● Task to complete
Nothing in the entries below may be altered; print them as they stand.

Dataset rows for apps and sites:

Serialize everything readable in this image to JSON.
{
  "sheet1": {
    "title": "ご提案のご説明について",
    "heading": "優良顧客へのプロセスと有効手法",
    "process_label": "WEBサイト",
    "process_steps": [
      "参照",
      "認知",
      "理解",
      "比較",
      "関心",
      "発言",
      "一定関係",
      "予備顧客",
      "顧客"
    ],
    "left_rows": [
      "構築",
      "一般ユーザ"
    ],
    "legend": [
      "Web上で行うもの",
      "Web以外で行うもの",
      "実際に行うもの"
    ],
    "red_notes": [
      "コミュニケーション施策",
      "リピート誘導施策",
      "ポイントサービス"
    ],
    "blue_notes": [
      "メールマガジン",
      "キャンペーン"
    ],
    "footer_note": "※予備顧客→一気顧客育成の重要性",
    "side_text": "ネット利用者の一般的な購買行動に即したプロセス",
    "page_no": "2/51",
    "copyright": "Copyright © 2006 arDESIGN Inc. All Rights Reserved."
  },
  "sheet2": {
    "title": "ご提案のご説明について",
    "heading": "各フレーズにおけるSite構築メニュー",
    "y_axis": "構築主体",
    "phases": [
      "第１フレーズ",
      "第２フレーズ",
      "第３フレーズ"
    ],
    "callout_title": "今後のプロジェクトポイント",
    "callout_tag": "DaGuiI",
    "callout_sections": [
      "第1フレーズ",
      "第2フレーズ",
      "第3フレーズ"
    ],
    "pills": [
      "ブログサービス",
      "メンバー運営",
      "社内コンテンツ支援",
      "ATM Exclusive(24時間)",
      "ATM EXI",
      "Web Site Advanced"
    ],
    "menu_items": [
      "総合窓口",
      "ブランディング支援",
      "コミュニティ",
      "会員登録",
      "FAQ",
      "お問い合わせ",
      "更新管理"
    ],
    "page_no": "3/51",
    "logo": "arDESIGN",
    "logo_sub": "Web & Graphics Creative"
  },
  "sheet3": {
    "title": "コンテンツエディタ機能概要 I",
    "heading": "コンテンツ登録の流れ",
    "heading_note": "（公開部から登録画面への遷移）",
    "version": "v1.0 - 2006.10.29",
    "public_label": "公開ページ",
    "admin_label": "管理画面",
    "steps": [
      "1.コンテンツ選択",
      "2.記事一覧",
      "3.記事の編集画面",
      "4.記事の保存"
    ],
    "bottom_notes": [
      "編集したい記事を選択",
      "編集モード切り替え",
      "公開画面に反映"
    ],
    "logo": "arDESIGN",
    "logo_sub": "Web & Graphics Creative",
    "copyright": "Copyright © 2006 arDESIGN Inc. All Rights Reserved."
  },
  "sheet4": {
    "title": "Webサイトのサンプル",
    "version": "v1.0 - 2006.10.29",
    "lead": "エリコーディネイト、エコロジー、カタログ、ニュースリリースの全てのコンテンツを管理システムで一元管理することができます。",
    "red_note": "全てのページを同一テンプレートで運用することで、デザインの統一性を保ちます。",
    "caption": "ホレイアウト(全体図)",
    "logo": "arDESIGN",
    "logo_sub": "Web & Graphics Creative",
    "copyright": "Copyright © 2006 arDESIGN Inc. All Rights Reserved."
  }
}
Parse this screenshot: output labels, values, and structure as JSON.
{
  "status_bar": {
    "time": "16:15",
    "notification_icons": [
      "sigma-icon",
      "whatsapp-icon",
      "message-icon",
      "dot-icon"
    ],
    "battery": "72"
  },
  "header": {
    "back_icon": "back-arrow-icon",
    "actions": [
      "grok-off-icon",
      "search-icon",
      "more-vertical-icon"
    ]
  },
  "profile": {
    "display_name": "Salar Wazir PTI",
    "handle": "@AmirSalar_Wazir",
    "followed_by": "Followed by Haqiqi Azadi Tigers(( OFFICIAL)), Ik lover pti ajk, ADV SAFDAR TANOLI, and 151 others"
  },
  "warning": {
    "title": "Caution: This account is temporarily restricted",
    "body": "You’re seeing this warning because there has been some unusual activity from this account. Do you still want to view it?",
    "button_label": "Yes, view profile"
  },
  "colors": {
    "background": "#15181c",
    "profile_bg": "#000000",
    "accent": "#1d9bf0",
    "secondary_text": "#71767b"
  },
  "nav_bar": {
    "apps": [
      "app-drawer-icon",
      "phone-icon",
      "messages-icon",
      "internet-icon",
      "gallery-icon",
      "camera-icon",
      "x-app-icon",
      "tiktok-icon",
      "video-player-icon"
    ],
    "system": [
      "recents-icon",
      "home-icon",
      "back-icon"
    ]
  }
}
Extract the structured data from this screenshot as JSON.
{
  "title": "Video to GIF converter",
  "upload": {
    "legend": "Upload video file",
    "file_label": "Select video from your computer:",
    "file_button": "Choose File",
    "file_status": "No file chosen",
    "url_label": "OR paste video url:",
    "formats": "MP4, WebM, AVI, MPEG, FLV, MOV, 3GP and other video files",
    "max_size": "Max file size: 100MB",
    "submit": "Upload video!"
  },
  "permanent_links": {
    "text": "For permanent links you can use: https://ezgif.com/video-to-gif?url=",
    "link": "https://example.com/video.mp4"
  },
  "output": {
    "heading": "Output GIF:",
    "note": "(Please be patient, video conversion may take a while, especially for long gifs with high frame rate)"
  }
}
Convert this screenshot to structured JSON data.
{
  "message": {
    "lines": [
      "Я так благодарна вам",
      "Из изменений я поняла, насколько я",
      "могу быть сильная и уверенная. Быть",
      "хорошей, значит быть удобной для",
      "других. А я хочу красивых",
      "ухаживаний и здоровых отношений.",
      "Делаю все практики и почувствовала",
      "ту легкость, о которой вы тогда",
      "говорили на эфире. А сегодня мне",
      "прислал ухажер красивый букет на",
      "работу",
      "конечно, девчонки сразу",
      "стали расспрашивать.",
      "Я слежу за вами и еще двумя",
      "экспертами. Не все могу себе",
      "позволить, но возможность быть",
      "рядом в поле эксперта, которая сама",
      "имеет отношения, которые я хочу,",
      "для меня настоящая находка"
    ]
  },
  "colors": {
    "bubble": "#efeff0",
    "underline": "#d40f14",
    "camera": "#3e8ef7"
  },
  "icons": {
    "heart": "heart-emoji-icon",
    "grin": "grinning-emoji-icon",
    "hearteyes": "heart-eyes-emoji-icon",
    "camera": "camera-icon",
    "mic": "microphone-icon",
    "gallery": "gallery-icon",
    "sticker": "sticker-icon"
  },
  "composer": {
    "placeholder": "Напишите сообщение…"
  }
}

● Response area
Serialize everything readable in this image to JSON.
{
  "sheet1": {
    "title": "ご提案のご説明について",
    "heading": "優良顧客へのプロセスと有効手法",
    "process_label": "WEBサイト",
    "process_steps": [
      "参照",
      "認知",
      "理解",
      "比較",
      "関心",
      "発言",
      "一定関係",
      "予備顧客",
      "顧客"
    ],
    "left_rows": [
      "構築",
      "一般ユーザ"
    ],
    "legend": [
      "Web上で行うもの",
      "Web以外で行うもの",
      "実際に行うもの"
    ],
    "red_notes": [
      "コミュニケーション施策",
      "リピート誘導施策",
      "ポイントサービス"
    ],
    "blue_notes": [
      "メールマガジン",
      "キャンペーン"
    ],
    "footer_note": "※予備顧客→一気顧客育成の重要性",
    "side_text": "ネット利用者の一般的な購買行動に即したプロセス",
    "page_no": "2/51",
    "copyright": "Copyright © 2006 arDESIGN Inc. All Rights Reserved."
  },
  "sheet2": {
    "title": "ご提案のご説明について",
    "heading": "各フレーズにおけるSite構築メニュー",
    "y_axis": "構築主体",
    "phases": [
      "第１フレーズ",
      "第２フレーズ",
      "第３フレーズ"
    ],
    "callout_title": "今後のプロジェクトポイント",
    "callout_tag": "DaGuiI",
    "callout_sections": [
      "第1フレーズ",
      "第2フレーズ",
      "第3フレーズ"
    ],
    "pills": [
      "ブログサービス",
      "メンバー運営",
      "社内コンテンツ支援",
      "ATM Exclusive(24時間)",
      "ATM EXI",
      "Web Site Advanced"
    ],
    "menu_items": [
      "総合窓口",
      "ブランディング支援",
      "コミュニティ",
      "会員登録",
      "FAQ",
      "お問い合わせ",
      "更新管理"
    ],
    "page_no": "3/51",
    "logo": "arDESIGN",
    "logo_sub": "Web & Graphics Creative"
  },
  "sheet3": {
    "title": "コンテンツエディタ機能概要 I",
    "heading": "コンテンツ登録の流れ",
    "heading_note": "（公開部から登録画面への遷移）",
    "version": "v1.0 - 2006.10.29",
    "public_label": "公開ページ",
    "admin_label": "管理画面",
    "steps": [
      "1.コンテンツ選択",
      "2.記事一覧",
      "3.記事の編集画面",
      "4.記事の保存"
    ],
    "bottom_notes": [
      "編集したい記事を選択",
      "編集モード切り替え",
      "公開画面に反映"
    ],
    "logo": "arDESIGN",
    "logo_sub": "Web & Graphics Creative",
    "copyright": "Copyright © 2006 arDESIGN Inc. All Rights Reserved."
  },
  "sheet4": {
    "title": "Webサイトのサンプル",
    "version": "v1.0 - 2006.10.29",
    "lead": "エリコーディネイト、エコロジー、カタログ、ニュースリリースの全てのコンテンツを管理システムで一元管理することができます。",
    "red_note": "全てのページを同一テンプレートで運用することで、デザインの統一性を保ちます。",
    "caption": "ホレイアウト(全体図)",
    "logo": "arDESIGN",
    "logo_sub": "Web & Graphics Creative",
    "copyright": "Copyright © 2006 arDESIGN Inc. All Rights Reserved."
  }
}
Parse this screenshot: output labels, values, and structure as JSON.
{
  "status_bar": {
    "time": "16:15",
    "notification_icons": [
      "sigma-icon",
      "whatsapp-icon",
      "message-icon",
      "dot-icon"
    ],
    "battery": "72"
  },
  "header": {
    "back_icon": "back-arrow-icon",
    "actions": [
      "grok-off-icon",
      "search-icon",
      "more-vertical-icon"
    ]
  },
  "profile": {
    "display_name": "Salar Wazir PTI",
    "handle": "@AmirSalar_Wazir",
    "followed_by": "Followed by Haqiqi Azadi Tigers(( OFFICIAL)), Ik lover pti ajk, ADV SAFDAR TANOLI, and 151 others"
  },
  "warning": {
    "title": "Caution: This account is temporarily restricted",
    "body": "You’re seeing this warning because there has been some unusual activity from this account. Do you still want to view it?",
    "button_label": "Yes, view profile"
  },
  "colors": {
    "background": "#15181c",
    "profile_bg": "#000000",
    "accent": "#1d9bf0",
    "secondary_text": "#71767b"
  },
  "nav_bar": {
    "apps": [
      "app-drawer-icon",
      "phone-icon",
      "messages-icon",
      "internet-icon",
      "gallery-icon",
      "camera-icon",
      "x-app-icon",
      "tiktok-icon",
      "video-player-icon"
    ],
    "system": [
      "recents-icon",
      "home-icon",
      "back-icon"
    ]
  }
}
Extract the structured data from this screenshot as JSON.
{
  "title": "Video to GIF converter",
  "upload": {
    "legend": "Upload video file",
    "file_label": "Select video from your computer:",
    "file_button": "Choose File",
    "file_status": "No file chosen",
    "url_label": "OR paste video url:",
    "formats": "MP4, WebM, AVI, MPEG, FLV, MOV, 3GP and other video files",
    "max_size": "Max file size: 100MB",
    "submit": "Upload video!"
  },
  "permanent_links": {
    "text": "For permanent links you can use: https://ezgif.com/video-to-gif?url=",
    "link": "https://example.com/video.mp4"
  },
  "output": {
    "heading": "Output GIF:",
    "note": "(Please be patient, video conversion may take a while, especially for long gifs with high frame rate)"
  }
}
Convert this screenshot to structured JSON data.
{
  "message": {
    "lines": [
      "Я так благодарна вам",
      "Из изменений я поняла, насколько я",
      "могу быть сильная и уверенная. Быть",
      "хорошей, значит быть удобной для",
      "других. А я хочу красивых",
      "ухаживаний и здоровых отношений.",
      "Делаю все практики и почувствовала",
      "ту легкость, о которой вы тогда",
      "говорили на эфире. А сегодня мне",
      "прислал ухажер красивый букет на",
      "работу",
      "конечно, девчонки сразу",
      "стали расспрашивать.",
      "Я слежу за вами и еще двумя",
      "экспертами. Не все могу себе",
      "позволить, но возможность быть",
      "рядом в поле эксперта, которая сама",
      "имеет отношения, которые я хочу,",
      "для меня настоящая находка"
    ]
  },
  "colors": {
    "bubble": "#efeff0",
    "underline": "#d40f14",
    "camera": "#3e8ef7"
  },
  "icons": {
    "heart": "heart-emoji-icon",
    "grin": "grinning-emoji-icon",
    "hearteyes": "heart-eyes-emoji-icon",
    "camera": "camera-icon",
    "mic": "microphone-icon",
    "gallery": "gallery-icon",
    "sticker": "sticker-icon"
  },
  "composer": {
    "placeholder": "Напишите сообщение…"
  }
}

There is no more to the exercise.